My suspicions proved true. The Windows PC will no longer load the drivers for the programmer. I tried to uninstall and reinstall the driver, but that did not work. I looked a little deeper and found that the device is reporting the Manufacturer ID as 90 instead of 81 (I’m going by memory so I might be a little inaccurate). I tried changing the inf file to reflect what the OS is seeing but that still failed to install the drivers. Ah well.

*** Update #2:
Success. I followed the directions for forcing the programmer into bootloader mode by shorting the small pads while plugging the programmer in. I was then able to update the firmware. At first, I tried version 1.03, but that didn’t work. However, 1.02nc worked like a charm with Mac OS X 10.4.11!!!
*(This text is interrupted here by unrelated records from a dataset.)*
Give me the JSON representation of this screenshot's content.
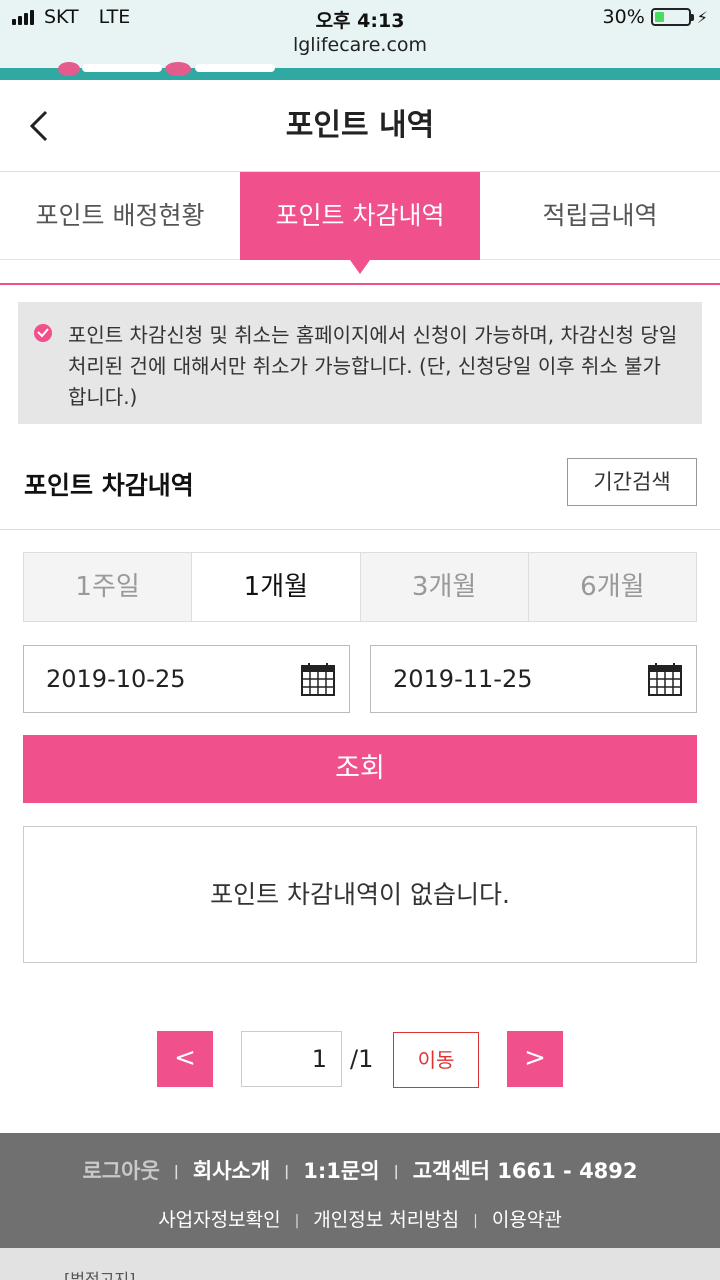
{
  "status_bar": {
    "carrier": "SKT",
    "network": "LTE",
    "time": "오후 4:13",
    "battery_percent": "30%",
    "url": "lglifecare.com"
  },
  "header": {
    "back_icon": "chevron-left-icon",
    "title": "포인트 내역"
  },
  "tabs": [
    {
      "label": "포인트 배정현황",
      "active": false
    },
    {
      "label": "포인트 차감내역",
      "active": true
    },
    {
      "label": "적립금내역",
      "active": false
    }
  ],
  "notice": {
    "icon": "check-circle-icon",
    "text": "포인트 차감신청 및 취소는 홈페이지에서 신청이 가능하며, 차감신청 당일 처리된 건에 대해서만 취소가 가능합니다. (단, 신청당일 이후 취소 불가 합니다.)"
  },
  "section": {
    "title": "포인트 차감내역",
    "period_search_label": "기간검색"
  },
  "period_options": [
    {
      "label": "1주일",
      "active": false
    },
    {
      "label": "1개월",
      "active": true
    },
    {
      "label": "3개월",
      "active": false
    },
    {
      "label": "6개월",
      "active": false
    }
  ],
  "date_range": {
    "start": "2019-10-25",
    "end": "2019-11-25",
    "icon": "calendar-icon"
  },
  "search_button_label": "조회",
  "empty_message": "포인트 차감내역이 없습니다.",
  "pagination": {
    "prev_label": "<",
    "next_label": ">",
    "current_page": "1",
    "total_pages": "/1",
    "go_label": "이동"
  },
  "footer": {
    "links_row1": [
      "로그아웃",
      "회사소개",
      "1:1문의",
      "고객센터 1661 - 4892"
    ],
    "links_row2": [
      "사업자정보확인",
      "개인정보 처리방침",
      "이용약관"
    ],
    "bottom_text": "[법적고지]"
  },
  "colors": {
    "accent": "#f0508c",
    "footer_bg": "#707070",
    "notice_bg": "#e6e6e6"
  }
}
I use it on windows and worked fine. But I want that my mac works too then I updated my firmware to 1.02nc but my windows does not recognize my programmer anymore and avrdude is not working on macosx.

I’m using atmega328p with arduino bootloader and using this line:

avrdude -p m328p -c arduino -P /dev/cu.usbmodem00010691 -U flash:w:TrunetClock.hex

Also, I tried to downgrade my firmware but after trying short bootloader pins a lot I’m not able to put programmer in bootloader mode to upgrade to 1.03 and use it on windows again.

Do you have any idea:

  1. Making my avrdude working on macosx
  2. Upgrade/Downgrade firmware to use it again on windows.


Wagner Sartori Junior

Where did you get avrdude from, how did you install it, and what exact error message or unexpected behavior is happening? Without knowing that, all I can suggest is that you download the CrossPack for AVR Development.

Please follow the instructions on this page:

The important thing is that the bootloader pads must be shorted when the programmer powers on. The programmer can be inadvertently powered through its programming cable, so that needs to be disconnected before trying to get it in to bootloader mode.